= Work to be completed =
Where a line in the listing contains the string "above", copy that line out.

BEGIN Provided material

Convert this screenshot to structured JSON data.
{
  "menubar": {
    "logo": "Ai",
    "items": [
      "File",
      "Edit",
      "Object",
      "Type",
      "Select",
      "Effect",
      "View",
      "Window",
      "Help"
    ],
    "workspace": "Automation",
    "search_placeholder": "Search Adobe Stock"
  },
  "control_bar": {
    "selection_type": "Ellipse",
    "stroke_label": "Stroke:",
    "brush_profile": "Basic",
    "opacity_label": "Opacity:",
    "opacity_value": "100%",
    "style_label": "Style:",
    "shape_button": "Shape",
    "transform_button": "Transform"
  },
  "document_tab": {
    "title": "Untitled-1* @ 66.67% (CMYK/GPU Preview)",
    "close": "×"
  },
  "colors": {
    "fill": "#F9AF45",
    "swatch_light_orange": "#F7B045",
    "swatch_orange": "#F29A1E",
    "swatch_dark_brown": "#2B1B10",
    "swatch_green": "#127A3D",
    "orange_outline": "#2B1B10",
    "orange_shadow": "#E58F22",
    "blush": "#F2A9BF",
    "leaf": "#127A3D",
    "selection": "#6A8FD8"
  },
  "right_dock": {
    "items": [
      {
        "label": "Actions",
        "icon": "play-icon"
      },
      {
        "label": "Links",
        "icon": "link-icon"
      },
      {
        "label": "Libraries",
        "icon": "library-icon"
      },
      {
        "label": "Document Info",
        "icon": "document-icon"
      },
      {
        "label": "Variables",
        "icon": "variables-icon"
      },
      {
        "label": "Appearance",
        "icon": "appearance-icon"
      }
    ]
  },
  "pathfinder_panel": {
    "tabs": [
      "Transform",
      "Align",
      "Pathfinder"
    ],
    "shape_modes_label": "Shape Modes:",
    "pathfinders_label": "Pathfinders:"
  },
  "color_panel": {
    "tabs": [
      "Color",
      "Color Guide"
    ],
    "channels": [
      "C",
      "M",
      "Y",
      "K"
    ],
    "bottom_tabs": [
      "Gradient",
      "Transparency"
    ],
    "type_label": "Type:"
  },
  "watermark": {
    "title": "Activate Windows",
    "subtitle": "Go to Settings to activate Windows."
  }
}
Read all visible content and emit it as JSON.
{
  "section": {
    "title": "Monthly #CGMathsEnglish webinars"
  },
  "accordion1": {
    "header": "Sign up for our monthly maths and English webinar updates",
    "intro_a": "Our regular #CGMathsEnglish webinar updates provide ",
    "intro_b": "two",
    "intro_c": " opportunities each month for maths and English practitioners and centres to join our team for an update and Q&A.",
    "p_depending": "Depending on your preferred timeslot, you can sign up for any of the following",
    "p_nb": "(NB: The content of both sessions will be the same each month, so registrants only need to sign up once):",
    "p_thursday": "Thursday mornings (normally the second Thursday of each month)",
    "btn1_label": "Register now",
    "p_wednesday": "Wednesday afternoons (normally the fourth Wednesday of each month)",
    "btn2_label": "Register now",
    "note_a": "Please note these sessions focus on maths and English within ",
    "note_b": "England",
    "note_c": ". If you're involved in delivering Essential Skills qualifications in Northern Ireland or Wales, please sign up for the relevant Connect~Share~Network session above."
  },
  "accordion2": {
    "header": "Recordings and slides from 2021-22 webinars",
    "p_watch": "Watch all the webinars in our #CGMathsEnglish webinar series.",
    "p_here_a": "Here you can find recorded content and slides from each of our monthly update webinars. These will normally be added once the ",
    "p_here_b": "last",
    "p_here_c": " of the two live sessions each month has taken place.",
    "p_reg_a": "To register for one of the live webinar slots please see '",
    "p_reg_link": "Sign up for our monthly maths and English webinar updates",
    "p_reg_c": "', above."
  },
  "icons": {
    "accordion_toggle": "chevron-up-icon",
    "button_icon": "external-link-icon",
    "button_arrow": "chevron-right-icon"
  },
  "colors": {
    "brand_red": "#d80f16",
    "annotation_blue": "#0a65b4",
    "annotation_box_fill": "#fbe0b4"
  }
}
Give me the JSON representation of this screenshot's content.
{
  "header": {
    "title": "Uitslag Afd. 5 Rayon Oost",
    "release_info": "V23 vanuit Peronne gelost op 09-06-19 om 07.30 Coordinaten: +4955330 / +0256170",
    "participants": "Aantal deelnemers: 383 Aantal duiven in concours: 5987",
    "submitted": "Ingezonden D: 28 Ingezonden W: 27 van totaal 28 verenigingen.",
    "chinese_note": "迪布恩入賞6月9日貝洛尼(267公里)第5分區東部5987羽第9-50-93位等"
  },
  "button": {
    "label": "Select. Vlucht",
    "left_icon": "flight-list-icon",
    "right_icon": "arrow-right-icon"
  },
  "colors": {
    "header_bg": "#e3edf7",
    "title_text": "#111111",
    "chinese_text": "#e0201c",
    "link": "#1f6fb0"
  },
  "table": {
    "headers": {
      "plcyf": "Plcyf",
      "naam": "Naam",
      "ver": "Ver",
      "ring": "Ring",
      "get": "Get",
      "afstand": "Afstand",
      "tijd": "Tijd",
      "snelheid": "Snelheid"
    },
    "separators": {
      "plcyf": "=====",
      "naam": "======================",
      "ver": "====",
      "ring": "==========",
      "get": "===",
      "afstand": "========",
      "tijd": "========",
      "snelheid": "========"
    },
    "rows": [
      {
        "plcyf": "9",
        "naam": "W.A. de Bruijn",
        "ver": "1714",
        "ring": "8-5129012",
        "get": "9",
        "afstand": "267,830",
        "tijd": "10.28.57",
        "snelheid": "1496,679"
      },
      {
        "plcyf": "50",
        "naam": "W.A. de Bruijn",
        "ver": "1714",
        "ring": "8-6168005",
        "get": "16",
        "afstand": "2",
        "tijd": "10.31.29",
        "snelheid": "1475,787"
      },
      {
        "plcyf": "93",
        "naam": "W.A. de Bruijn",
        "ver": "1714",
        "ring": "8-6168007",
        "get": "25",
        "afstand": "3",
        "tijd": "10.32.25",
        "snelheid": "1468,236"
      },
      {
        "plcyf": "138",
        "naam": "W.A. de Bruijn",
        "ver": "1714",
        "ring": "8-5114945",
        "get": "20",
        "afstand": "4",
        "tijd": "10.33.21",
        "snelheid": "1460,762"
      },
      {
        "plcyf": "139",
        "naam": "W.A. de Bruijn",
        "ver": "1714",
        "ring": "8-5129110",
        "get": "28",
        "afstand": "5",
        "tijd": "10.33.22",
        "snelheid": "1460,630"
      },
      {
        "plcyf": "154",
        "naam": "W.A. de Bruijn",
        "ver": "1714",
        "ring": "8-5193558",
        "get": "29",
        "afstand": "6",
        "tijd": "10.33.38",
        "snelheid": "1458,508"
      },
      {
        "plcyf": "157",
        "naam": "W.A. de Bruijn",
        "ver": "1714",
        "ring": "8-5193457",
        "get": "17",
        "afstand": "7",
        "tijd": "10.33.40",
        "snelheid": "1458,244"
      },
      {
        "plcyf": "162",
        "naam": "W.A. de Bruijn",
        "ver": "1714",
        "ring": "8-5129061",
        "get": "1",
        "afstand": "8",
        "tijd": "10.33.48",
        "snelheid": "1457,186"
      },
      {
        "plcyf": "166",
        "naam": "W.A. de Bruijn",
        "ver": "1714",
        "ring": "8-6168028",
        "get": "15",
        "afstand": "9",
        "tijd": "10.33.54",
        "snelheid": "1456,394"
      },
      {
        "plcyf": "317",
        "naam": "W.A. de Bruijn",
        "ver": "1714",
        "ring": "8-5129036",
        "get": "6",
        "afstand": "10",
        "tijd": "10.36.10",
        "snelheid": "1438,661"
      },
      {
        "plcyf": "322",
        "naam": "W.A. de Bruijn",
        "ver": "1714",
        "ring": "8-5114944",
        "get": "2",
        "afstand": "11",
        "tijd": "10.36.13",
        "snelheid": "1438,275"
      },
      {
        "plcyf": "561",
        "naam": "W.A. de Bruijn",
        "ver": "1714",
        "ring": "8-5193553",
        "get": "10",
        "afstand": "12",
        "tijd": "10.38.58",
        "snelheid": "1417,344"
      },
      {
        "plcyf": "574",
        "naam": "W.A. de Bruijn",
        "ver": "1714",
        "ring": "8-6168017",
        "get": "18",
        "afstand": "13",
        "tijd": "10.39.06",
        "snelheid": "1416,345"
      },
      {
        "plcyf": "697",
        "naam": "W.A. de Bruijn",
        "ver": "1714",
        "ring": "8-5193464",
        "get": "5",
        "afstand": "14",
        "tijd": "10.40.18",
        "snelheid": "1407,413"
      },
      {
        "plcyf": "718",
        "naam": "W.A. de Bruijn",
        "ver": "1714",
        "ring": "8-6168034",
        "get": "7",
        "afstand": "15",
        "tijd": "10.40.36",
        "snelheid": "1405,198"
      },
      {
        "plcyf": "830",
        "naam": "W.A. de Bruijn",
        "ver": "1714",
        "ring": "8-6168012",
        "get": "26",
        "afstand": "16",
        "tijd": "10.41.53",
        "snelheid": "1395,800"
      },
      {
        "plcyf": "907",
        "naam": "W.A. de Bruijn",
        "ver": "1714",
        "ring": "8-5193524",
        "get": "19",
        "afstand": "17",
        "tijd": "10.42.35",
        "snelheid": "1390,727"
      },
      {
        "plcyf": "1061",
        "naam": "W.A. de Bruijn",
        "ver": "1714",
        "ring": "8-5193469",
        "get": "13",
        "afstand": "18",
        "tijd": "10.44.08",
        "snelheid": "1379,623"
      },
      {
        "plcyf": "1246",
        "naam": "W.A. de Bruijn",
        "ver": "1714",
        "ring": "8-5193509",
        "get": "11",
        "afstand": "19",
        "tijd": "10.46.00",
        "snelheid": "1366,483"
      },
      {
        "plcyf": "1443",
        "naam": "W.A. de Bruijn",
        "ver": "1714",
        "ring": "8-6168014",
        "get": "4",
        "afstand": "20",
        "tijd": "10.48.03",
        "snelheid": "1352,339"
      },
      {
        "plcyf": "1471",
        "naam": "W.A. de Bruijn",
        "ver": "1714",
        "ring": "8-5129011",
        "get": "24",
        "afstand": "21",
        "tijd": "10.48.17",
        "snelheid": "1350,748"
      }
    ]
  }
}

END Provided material

= Answer for this exercise =
    "note_c": ". If you're involved in delivering Essential Skills qualifications in Northern Ireland or Wales, please sign up for the relevant Connect~Share~Network session above."
    "p_reg_c": "', above."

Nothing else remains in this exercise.